INPUT MATERIAL:

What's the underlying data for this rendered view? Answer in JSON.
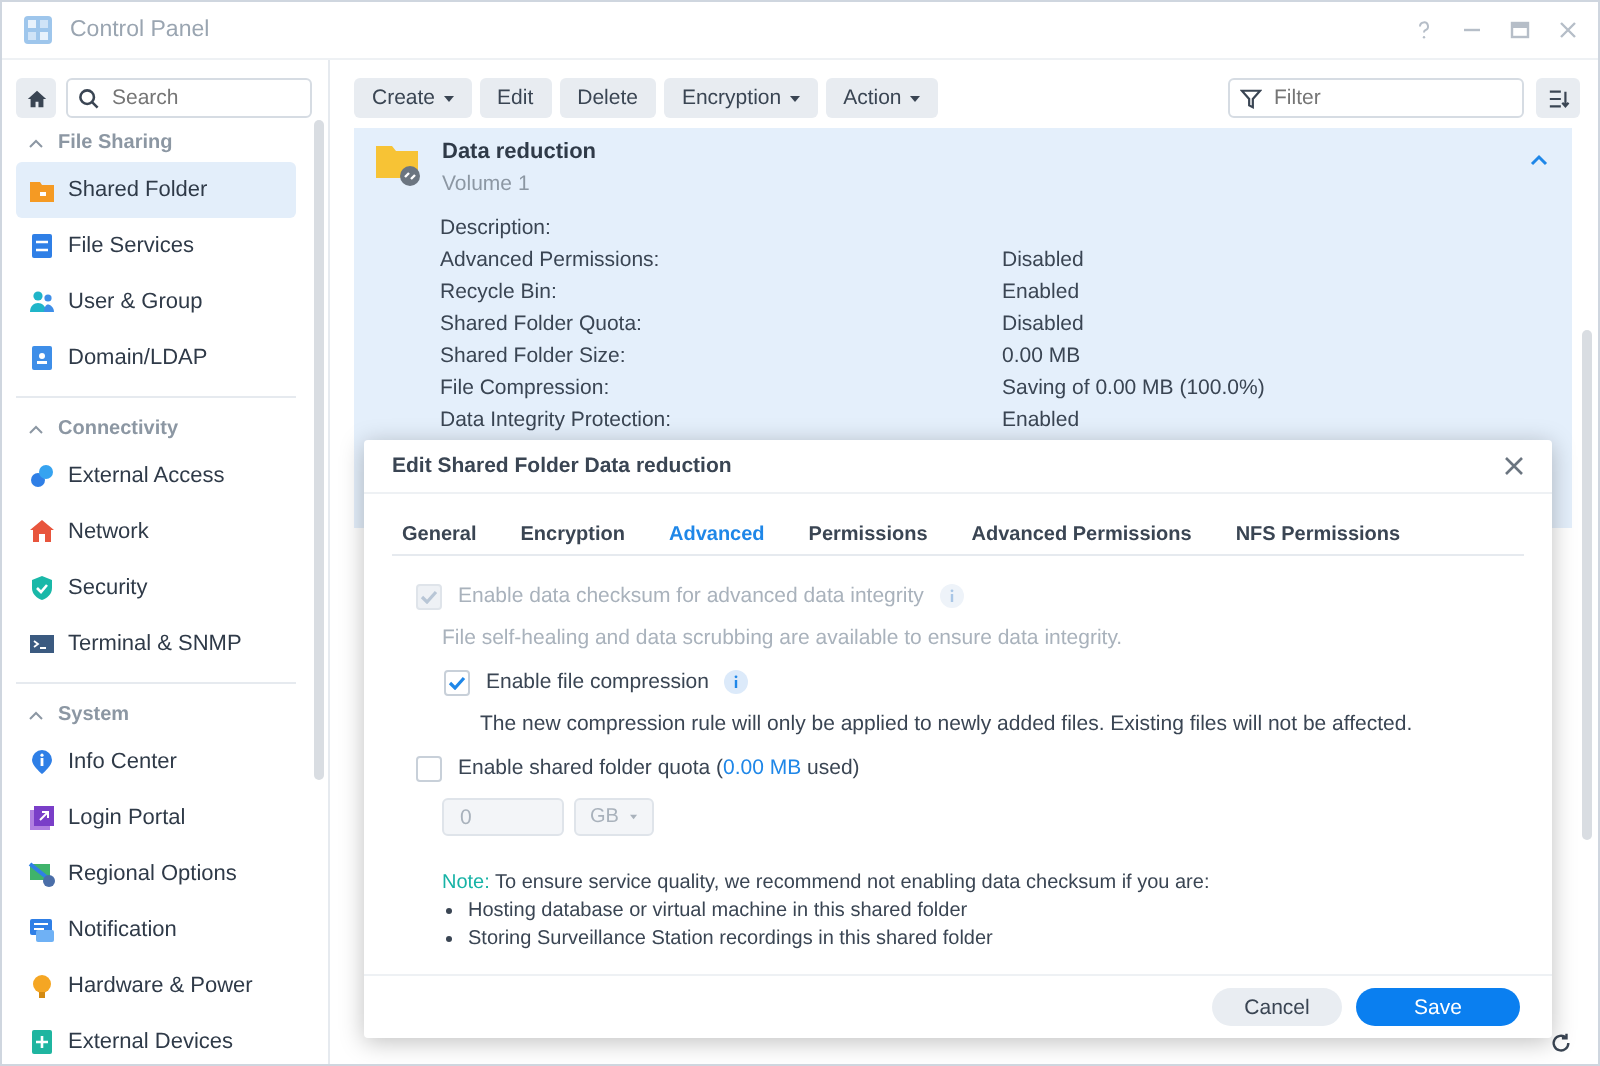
{
  "window": {
    "title": "Control Panel"
  },
  "sidebar": {
    "search": {
      "placeholder": "Search"
    },
    "groups": [
      {
        "label": "File Sharing",
        "expanded": true,
        "items": [
          {
            "label": "Shared Folder",
            "selected": true
          },
          {
            "label": "File Services",
            "selected": false
          },
          {
            "label": "User & Group",
            "selected": false
          },
          {
            "label": "Domain/LDAP",
            "selected": false
          }
        ]
      },
      {
        "label": "Connectivity",
        "expanded": true,
        "items": [
          {
            "label": "External Access",
            "selected": false
          },
          {
            "label": "Network",
            "selected": false
          },
          {
            "label": "Security",
            "selected": false
          },
          {
            "label": "Terminal & SNMP",
            "selected": false
          }
        ]
      },
      {
        "label": "System",
        "expanded": true,
        "items": [
          {
            "label": "Info Center",
            "selected": false
          },
          {
            "label": "Login Portal",
            "selected": false
          },
          {
            "label": "Regional Options",
            "selected": false
          },
          {
            "label": "Notification",
            "selected": false
          },
          {
            "label": "Hardware & Power",
            "selected": false
          },
          {
            "label": "External Devices",
            "selected": false
          }
        ]
      }
    ]
  },
  "toolbar": {
    "buttons": [
      {
        "label": "Create",
        "menu": true
      },
      {
        "label": "Edit",
        "menu": false
      },
      {
        "label": "Delete",
        "menu": false
      },
      {
        "label": "Encryption",
        "menu": true
      },
      {
        "label": "Action",
        "menu": true
      }
    ],
    "filter": {
      "placeholder": "Filter"
    }
  },
  "folder": {
    "name": "Data reduction",
    "volume": "Volume 1",
    "expanded": true,
    "properties": [
      {
        "label": "Description:"
      },
      {
        "label": "Advanced Permissions:",
        "value": "Disabled"
      },
      {
        "label": "Recycle Bin:",
        "value": "Enabled"
      },
      {
        "label": "Shared Folder Quota:",
        "value": "Disabled"
      },
      {
        "label": "Shared Folder Size:",
        "value": "0.00 MB"
      },
      {
        "label": "File Compression:",
        "value": "Saving of 0.00 MB (100.0%)"
      },
      {
        "label": "Data Integrity Protection:",
        "value": "Enabled"
      }
    ]
  },
  "dialog": {
    "title": "Edit Shared Folder Data reduction",
    "tabs": [
      {
        "label": "General",
        "selected": false
      },
      {
        "label": "Encryption",
        "selected": false
      },
      {
        "label": "Advanced",
        "selected": true
      },
      {
        "label": "Permissions",
        "selected": false
      },
      {
        "label": "Advanced Permissions",
        "selected": false
      },
      {
        "label": "NFS Permissions",
        "selected": false
      }
    ],
    "checksum": {
      "label": "Enable data checksum for advanced data integrity",
      "checked": true,
      "disabled": true,
      "hint": "File self-healing and data scrubbing are available to ensure data integrity."
    },
    "compression": {
      "label": "Enable file compression",
      "checked": true,
      "disabled": false,
      "hint": "The new compression rule will only be applied to newly added files. Existing files will not be affected."
    },
    "quota": {
      "label": "Enable shared folder quota (",
      "usage": "0.00 MB",
      "suffix": " used)",
      "checked": false,
      "disabled": false,
      "value": "0",
      "unit": "GB"
    },
    "note": {
      "label": "Note:",
      "text": "To ensure service quality, we recommend not enabling data checksum if you are:",
      "bullets": [
        "Hosting database or virtual machine in this shared folder",
        "Storing Surveillance Station recordings in this shared folder"
      ]
    },
    "buttons": [
      {
        "label": "Cancel",
        "kind": "secondary"
      },
      {
        "label": "Save",
        "kind": "primary"
      }
    ]
  }
}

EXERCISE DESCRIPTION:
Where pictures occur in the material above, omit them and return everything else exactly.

EXERCISE RESULT:
What's the underlying data for this rendered view? Answer in JSON.
{
  "window": {
    "title": "Control Panel"
  },
  "sidebar": {
    "search": {
      "placeholder": "Search"
    },
    "groups": [
      {
        "label": "File Sharing",
        "expanded": true,
        "items": [
          {
            "label": "Shared Folder",
            "selected": true
          },
          {
            "label": "File Services",
            "selected": false
          },
          {
            "label": "User & Group",
            "selected": false
          },
          {
            "label": "Domain/LDAP",
            "selected": false
          }
        ]
      },
      {
        "label": "Connectivity",
        "expanded": true,
        "items": [
          {
            "label": "External Access",
            "selected": false
          },
          {
            "label": "Network",
            "selected": false
          },
          {
            "label": "Security",
            "selected": false
          },
          {
            "label": "Terminal & SNMP",
            "selected": false
          }
        ]
      },
      {
        "label": "System",
        "expanded": true,
        "items": [
          {
            "label": "Info Center",
            "selected": false
          },
          {
            "label": "Login Portal",
            "selected": false
          },
          {
            "label": "Regional Options",
            "selected": false
          },
          {
            "label": "Notification",
            "selected": false
          },
          {
            "label": "Hardware & Power",
            "selected": false
          },
          {
            "label": "External Devices",
            "selected": false
          }
        ]
      }
    ]
  },
  "toolbar": {
    "buttons": [
      {
        "label": "Create",
        "menu": true
      },
      {
        "label": "Edit",
        "menu": false
      },
      {
        "label": "Delete",
        "menu": false
      },
      {
        "label": "Encryption",
        "menu": true
      },
      {
        "label": "Action",
        "menu": true
      }
    ],
    "filter": {
      "placeholder": "Filter"
    }
  },
  "folder": {
    "name": "Data reduction",
    "volume": "Volume 1",
    "expanded": true,
    "properties": [
      {
        "label": "Description:"
      },
      {
        "label": "Advanced Permissions:",
        "value": "Disabled"
      },
      {
        "label": "Recycle Bin:",
        "value": "Enabled"
      },
      {
        "label": "Shared Folder Quota:",
        "value": "Disabled"
      },
      {
        "label": "Shared Folder Size:",
        "value": "0.00 MB"
      },
      {
        "label": "File Compression:",
        "value": "Saving of 0.00 MB (100.0%)"
      },
      {
        "label": "Data Integrity Protection:",
        "value": "Enabled"
      }
    ]
  },
  "dialog": {
    "title": "Edit Shared Folder Data reduction",
    "tabs": [
      {
        "label": "General",
        "selected": false
      },
      {
        "label": "Encryption",
        "selected": false
      },
      {
        "label": "Advanced",
        "selected": true
      },
      {
        "label": "Permissions",
        "selected": false
      },
      {
        "label": "Advanced Permissions",
        "selected": false
      },
      {
        "label": "NFS Permissions",
        "selected": false
      }
    ],
    "checksum": {
      "label": "Enable data checksum for advanced data integrity",
      "checked": true,
      "disabled": true,
      "hint": "File self-healing and data scrubbing are available to ensure data integrity."
    },
    "compression": {
      "label": "Enable file compression",
      "checked": true,
      "disabled": false,
      "hint": "The new compression rule will only be applied to newly added files. Existing files will not be affected."
    },
    "quota": {
      "label": "Enable shared folder quota (",
      "usage": "0.00 MB",
      "suffix": " used)",
      "checked": false,
      "disabled": false,
      "value": "0",
      "unit": "GB"
    },
    "note": {
      "label": "Note:",
      "text": "To ensure service quality, we recommend not enabling data checksum if you are:",
      "bullets": [
        "Hosting database or virtual machine in this shared folder",
        "Storing Surveillance Station recordings in this shared folder"
      ]
    },
    "buttons": [
      {
        "label": "Cancel",
        "kind": "secondary"
      },
      {
        "label": "Save",
        "kind": "primary"
      }
    ]
  }
}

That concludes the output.